(Web page and app entries)
------------------------------------------------------------------------

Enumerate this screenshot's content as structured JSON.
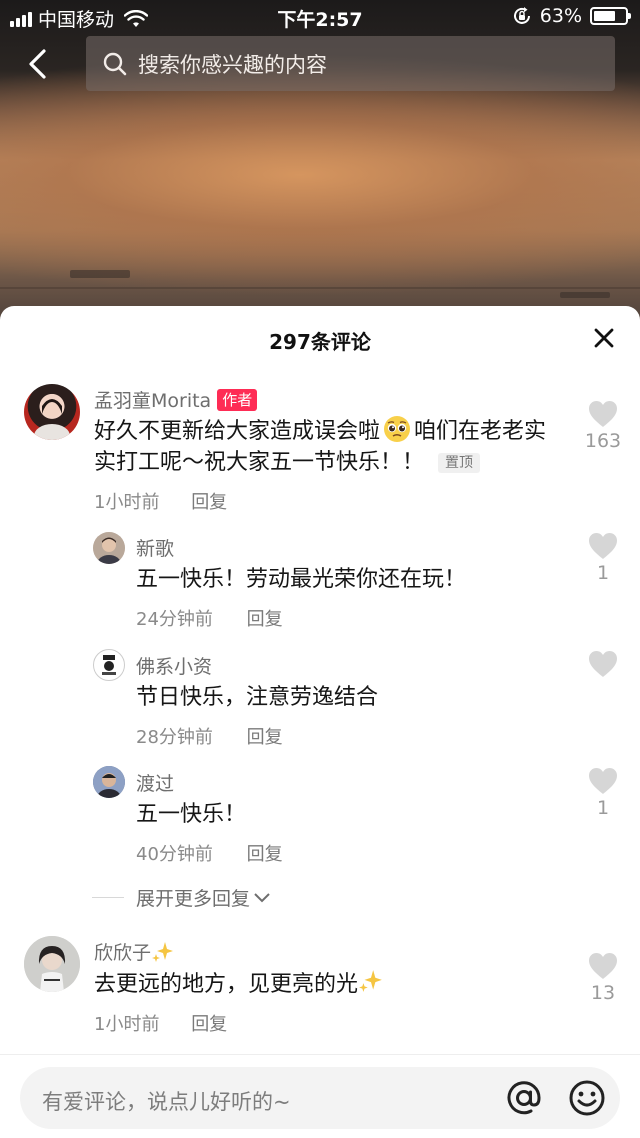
{
  "status_bar": {
    "carrier": "中国移动",
    "time": "下午2:57",
    "battery_percent": "63%",
    "battery_level": 0.63
  },
  "search": {
    "placeholder": "搜索你感兴趣的内容"
  },
  "comments_panel": {
    "title": "297条评论",
    "comments": [
      {
        "nickname": "孟羽童Morita",
        "author_tag": "作者",
        "text_part1": "好久不更新给大家造成误会啦",
        "emoji": "pleading-face",
        "text_part2": "咱们在老老实实打工呢～祝大家五一节快乐！！",
        "pin_tag": "置顶",
        "time": "1小时前",
        "reply_label": "回复",
        "likes": "163",
        "replies": [
          {
            "nickname": "新歌",
            "text": "五一快乐！劳动最光荣你还在玩！",
            "time": "24分钟前",
            "reply_label": "回复",
            "likes": "1"
          },
          {
            "nickname": "佛系小资",
            "text": "节日快乐，注意劳逸结合",
            "time": "28分钟前",
            "reply_label": "回复",
            "likes": ""
          },
          {
            "nickname": "渡过",
            "text": "五一快乐！",
            "time": "40分钟前",
            "reply_label": "回复",
            "likes": "1"
          }
        ],
        "expand_label": "展开更多回复"
      },
      {
        "nickname": "欣欣子",
        "text": "去更远的地方，见更亮的光",
        "time": "1小时前",
        "reply_label": "回复",
        "likes": "13"
      }
    ]
  },
  "input": {
    "placeholder": "有爱评论，说点儿好听的~"
  },
  "colors": {
    "author_tag": "#fe2c55",
    "like_icon": "#d6d6d6",
    "sparkle": "#f5c542"
  },
  "icons": [
    "back-arrow-icon",
    "search-icon",
    "close-icon",
    "heart-icon",
    "at-icon",
    "emoji-icon",
    "sparkle-icon",
    "chevron-down-icon"
  ]
}
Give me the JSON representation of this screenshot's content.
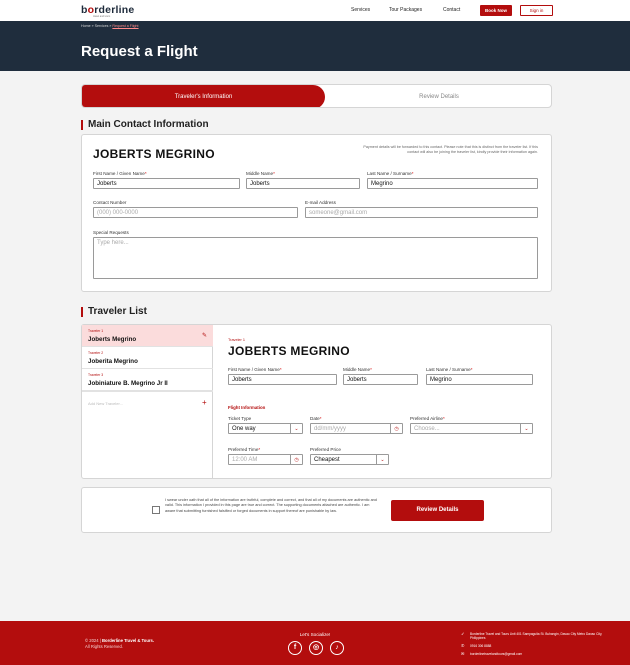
{
  "nav": {
    "logo_text_b": "b",
    "logo_text_o": "o",
    "logo_text_rest": "rderline",
    "logo_sub": "travel and tours",
    "links": [
      "Services",
      "Tour Packages",
      "Contact"
    ],
    "book_now": "Book Now",
    "sign_in": "Sign in"
  },
  "hero": {
    "breadcrumb": [
      "Home",
      "Services",
      "Request a Flight"
    ],
    "separator": "»",
    "title": "Request a Flight"
  },
  "steps": {
    "active": "Traveler's Information",
    "inactive": "Review Details"
  },
  "main_contact": {
    "section_title": "Main Contact Information",
    "name": "JOBERTS MEGRINO",
    "note": "Payment details will be forwarded to this contact. Please note that this is distinct from the traveler list. If this contact will also be joining the traveler list, kindly provide their information again.",
    "first_name_label": "First Name / Given Name",
    "first_name_value": "Joberts",
    "middle_name_label": "Middle Name",
    "middle_name_value": "Joberts",
    "last_name_label": "Last Name / Surname",
    "last_name_value": "Megrino",
    "contact_label": "Contact Number",
    "contact_placeholder": "(000) 000-0000",
    "email_label": "E-mail Address",
    "email_placeholder": "someone@gmail.com",
    "requests_label": "Special Requests",
    "requests_placeholder": "Type here...",
    "required_mark": "*"
  },
  "traveler_list": {
    "section_title": "Traveler List",
    "items": [
      {
        "tag": "Traveler 1",
        "name": "Joberts Megrino"
      },
      {
        "tag": "Traveler 2",
        "name": "Joberita Megrino"
      },
      {
        "tag": "Traveler 3",
        "name": "Jobiniature B. Megrino Jr II"
      }
    ],
    "add_placeholder": "Add New Traveler...",
    "add_icon": "+",
    "edit_icon": "✎"
  },
  "traveler_detail": {
    "tag": "Traveler 1",
    "name": "JOBERTS MEGRINO",
    "first_name_label": "First Name / Given Name",
    "first_name_value": "Joberts",
    "middle_name_label": "Middle Name",
    "middle_name_value": "Joberts",
    "last_name_label": "Last Name / Surname",
    "last_name_value": "Megrino",
    "flight_info_title": "Flight Information",
    "ticket_type_label": "Ticket Type",
    "ticket_type_value": "One way",
    "date_label": "Date",
    "date_placeholder": "dd/mm/yyyy",
    "airline_label": "Preferred Airline",
    "airline_placeholder": "Choose...",
    "time_label": "Preferred Time",
    "time_placeholder": "12:00 AM",
    "price_label": "Preferred Price",
    "price_value": "Cheapest"
  },
  "declaration": {
    "text": "I swear under oath that all of the information are truthful, complete and correct, and that all of my documents are authentic and valid. This information I provided in this page are true and correct. The supporting documents attached are authentic. I am aware that submitting furnished falsified or forged documents in support thereof are punishable by law.",
    "button": "Review Details"
  },
  "footer": {
    "copyright_prefix": "© 2024 |",
    "company": "Borderline Travel & Tours.",
    "rights": "All Rights Reserved.",
    "social_title": "Let's Socialize!",
    "social": [
      "f",
      "◎",
      "♪"
    ],
    "address": "Borderline Travel and Tours Unit 401 Sampaguita St. Buhangin, Davao City Metro Davao City, Philippines",
    "phone": "0916 306 8888",
    "email": "borderlinetravelandtours@gmail.com"
  },
  "colors": {
    "brand_red": "#b30d0d",
    "hero_navy": "#1f2d3d"
  }
}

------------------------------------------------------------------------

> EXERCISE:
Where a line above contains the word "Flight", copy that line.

> ANSWER TO THIS TASK:
      "Request a Flight"
    "title": "Request a Flight"
    "flight_info_title": "Flight Information",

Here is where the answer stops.